As we left the subway in awe, another installation called Do Angels Exist almost floated our way. The project, representing wings that occur in nature such as falling feathers or dragonfly wings, was meant to provoke the question of whether angels exist in the spectator's mind, as it is a question that regularly plagues the artist who recently lost her mother.
Moving on we entered OCAD University to witness their installation, Forward, which had viewers stand between two screens displaying tunnels. As we looked ahead there was an illusion of moving forward at a rapid rate. However, that wasn't the case because our physical location was unaltered, leaving us with the concrete notion of being here, now — which was the artist's intent all along.
By this time dinner had been forgone in favour of cramming in as many art installations into the night as possible. Arming ourselves with french-fries from a food truck, we walked on through the heart of downtown Toronto. We viewed installations such as Passage at the Bata Shoe Museum, Continuum at the CF Toronto Eaton Centre Bridge, and On Flashing Lights right past Nathan Phillips Square. With the clock striking midnight, half of our group disbanded to retire for the night. The other half decided to venture into Scarborough. No points for guessing which half I was in.

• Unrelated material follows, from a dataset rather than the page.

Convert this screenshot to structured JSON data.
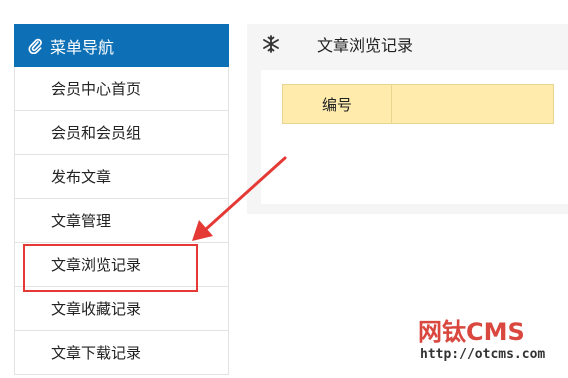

The Scarborough projects highlighted immigrants and their stories. Huge billboards comprised an extended project, Everything I Wanted to Tell You, which proudly sported moving messages from second generation immigrants. Beautiful installations such as Walk among Worlds, and Mirrors of Babel were scattered about. Soon after we had viewed these projects, we noticed the time and admitted that half past two was quite late enough and it was time for us to head home.
That was when my eyes fell on the Cavalier Noir. The last installation of the day, it was undoubtedly the most intricate piece I had seen all night. There was something about the little boy on top of his black unicorn that had me enthralled. As I stared into the face of the Black Knight on this White Night, something seemed to fall into place. The night made sense, and suddenly I was grateful... grateful for being here now.
Rabita Saleh is a perfectionist/workaholic. Email feedback to this generally boring person at email@example.com